Determine how many lines in the material hold the string "this", then reply with that number only.

=== INFORMATION SHOWN ===

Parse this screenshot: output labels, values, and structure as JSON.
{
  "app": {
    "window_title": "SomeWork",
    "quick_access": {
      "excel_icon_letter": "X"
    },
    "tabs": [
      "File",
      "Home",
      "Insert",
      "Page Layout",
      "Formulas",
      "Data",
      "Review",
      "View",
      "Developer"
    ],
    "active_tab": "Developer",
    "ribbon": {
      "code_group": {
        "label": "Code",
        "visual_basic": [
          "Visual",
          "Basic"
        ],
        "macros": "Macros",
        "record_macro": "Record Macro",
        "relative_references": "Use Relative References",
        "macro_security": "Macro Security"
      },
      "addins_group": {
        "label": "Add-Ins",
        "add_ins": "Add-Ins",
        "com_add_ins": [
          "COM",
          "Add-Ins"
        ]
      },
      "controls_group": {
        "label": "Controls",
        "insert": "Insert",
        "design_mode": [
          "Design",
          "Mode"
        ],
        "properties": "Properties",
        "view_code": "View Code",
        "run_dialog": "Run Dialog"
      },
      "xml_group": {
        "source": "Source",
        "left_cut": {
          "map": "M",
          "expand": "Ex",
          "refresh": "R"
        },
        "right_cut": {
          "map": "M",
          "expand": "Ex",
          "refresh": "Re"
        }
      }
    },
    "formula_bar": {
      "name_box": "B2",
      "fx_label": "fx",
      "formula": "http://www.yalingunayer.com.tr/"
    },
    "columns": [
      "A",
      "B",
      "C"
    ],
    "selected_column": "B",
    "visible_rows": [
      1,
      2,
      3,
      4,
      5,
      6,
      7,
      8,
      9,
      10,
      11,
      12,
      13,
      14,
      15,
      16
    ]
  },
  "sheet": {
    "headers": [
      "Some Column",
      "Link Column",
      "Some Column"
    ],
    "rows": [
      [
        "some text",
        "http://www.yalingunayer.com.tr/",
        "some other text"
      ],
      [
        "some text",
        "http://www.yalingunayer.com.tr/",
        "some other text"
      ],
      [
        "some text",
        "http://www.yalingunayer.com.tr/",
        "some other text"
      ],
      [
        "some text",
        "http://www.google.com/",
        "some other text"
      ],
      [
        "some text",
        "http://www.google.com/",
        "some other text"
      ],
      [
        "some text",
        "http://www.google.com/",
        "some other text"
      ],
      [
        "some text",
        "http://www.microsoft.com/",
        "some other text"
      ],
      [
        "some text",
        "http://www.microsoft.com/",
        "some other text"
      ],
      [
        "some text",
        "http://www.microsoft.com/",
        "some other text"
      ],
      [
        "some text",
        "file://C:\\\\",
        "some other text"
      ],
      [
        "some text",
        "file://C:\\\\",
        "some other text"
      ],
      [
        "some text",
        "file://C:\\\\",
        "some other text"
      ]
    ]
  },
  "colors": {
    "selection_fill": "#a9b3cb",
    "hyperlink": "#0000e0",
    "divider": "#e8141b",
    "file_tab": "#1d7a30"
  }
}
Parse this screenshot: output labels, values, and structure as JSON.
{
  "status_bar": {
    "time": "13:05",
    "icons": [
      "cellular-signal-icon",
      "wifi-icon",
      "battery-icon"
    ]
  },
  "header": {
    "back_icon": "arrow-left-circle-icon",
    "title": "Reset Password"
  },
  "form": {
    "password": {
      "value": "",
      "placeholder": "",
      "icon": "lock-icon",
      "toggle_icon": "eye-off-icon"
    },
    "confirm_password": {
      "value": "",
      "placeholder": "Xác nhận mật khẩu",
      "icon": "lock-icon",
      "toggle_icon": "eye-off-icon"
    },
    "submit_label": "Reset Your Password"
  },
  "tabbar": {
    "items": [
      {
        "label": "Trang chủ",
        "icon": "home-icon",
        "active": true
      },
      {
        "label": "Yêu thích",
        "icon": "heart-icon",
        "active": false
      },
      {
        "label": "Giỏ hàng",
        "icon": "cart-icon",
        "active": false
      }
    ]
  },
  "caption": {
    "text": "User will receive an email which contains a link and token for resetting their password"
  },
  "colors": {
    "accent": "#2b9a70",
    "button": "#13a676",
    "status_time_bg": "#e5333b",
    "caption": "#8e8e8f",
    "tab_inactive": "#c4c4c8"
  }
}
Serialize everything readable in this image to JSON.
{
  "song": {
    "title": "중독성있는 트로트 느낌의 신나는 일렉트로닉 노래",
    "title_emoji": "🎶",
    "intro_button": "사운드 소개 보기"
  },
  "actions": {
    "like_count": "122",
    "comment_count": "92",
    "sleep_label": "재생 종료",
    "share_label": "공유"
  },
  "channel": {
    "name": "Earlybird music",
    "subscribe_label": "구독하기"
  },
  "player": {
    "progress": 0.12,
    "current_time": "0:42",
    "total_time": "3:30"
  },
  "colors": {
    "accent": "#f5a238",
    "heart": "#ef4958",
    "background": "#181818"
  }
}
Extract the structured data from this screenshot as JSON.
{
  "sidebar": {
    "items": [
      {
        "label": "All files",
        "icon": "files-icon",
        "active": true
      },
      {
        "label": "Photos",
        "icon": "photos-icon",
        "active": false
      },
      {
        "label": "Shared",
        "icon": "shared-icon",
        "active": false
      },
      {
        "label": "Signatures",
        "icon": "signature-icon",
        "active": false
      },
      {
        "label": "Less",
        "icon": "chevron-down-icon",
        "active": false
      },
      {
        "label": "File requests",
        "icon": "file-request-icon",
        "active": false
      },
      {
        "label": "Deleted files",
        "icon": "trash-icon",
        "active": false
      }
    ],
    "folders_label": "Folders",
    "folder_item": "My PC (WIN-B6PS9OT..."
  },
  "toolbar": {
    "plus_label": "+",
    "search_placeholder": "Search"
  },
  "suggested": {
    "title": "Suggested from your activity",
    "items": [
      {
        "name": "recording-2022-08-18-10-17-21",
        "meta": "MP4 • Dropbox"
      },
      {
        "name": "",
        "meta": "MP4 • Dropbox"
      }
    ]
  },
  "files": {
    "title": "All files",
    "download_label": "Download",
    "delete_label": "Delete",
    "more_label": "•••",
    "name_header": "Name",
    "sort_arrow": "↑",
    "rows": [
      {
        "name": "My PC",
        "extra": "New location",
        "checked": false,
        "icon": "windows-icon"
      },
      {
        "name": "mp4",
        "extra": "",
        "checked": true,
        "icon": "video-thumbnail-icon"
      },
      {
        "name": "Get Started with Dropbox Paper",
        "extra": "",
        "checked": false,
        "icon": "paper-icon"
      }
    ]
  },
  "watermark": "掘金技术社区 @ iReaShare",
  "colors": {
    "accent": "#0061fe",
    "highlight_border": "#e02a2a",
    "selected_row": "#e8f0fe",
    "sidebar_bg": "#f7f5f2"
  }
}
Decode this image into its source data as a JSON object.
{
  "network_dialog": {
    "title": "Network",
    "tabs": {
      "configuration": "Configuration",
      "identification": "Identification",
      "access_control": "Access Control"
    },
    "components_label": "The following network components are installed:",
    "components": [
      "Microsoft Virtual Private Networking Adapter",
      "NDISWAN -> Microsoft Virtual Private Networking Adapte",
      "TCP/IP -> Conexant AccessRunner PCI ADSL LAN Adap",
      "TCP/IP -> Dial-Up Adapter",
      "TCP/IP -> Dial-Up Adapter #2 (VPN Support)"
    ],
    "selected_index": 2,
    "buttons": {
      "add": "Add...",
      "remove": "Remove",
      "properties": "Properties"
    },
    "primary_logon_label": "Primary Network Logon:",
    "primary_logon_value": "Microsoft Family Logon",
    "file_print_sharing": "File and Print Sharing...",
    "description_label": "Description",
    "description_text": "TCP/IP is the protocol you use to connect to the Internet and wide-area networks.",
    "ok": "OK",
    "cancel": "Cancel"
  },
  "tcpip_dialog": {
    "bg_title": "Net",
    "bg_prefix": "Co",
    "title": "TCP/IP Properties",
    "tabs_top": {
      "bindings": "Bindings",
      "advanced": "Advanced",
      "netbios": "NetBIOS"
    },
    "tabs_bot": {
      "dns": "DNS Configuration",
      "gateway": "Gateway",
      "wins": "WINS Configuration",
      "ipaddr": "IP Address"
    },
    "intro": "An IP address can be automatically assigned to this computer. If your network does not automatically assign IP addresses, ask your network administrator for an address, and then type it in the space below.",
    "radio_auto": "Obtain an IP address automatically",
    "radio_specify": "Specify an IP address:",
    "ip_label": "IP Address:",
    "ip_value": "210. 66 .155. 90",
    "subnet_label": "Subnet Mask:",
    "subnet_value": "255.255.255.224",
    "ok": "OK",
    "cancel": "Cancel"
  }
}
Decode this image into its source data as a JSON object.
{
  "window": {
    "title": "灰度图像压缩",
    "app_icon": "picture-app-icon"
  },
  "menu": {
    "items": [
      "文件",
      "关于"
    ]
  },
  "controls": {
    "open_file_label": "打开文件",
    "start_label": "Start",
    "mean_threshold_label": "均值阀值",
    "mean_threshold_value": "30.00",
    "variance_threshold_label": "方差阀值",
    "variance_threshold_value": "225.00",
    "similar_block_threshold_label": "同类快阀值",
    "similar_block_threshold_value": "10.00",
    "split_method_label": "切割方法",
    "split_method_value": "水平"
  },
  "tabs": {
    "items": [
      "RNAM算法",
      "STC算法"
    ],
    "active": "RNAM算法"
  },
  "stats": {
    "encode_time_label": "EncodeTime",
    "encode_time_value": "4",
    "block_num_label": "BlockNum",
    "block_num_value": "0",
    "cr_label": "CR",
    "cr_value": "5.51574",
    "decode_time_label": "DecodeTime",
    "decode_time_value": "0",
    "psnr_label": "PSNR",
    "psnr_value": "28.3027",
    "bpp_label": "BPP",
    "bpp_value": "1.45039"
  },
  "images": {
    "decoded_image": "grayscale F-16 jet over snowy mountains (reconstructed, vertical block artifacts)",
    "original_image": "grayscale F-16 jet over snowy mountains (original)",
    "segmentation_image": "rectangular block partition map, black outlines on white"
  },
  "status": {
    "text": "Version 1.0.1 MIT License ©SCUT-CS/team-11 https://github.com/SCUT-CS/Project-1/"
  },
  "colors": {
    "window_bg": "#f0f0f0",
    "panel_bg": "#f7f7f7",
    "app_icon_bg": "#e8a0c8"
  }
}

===

ANSWER SPACE:
7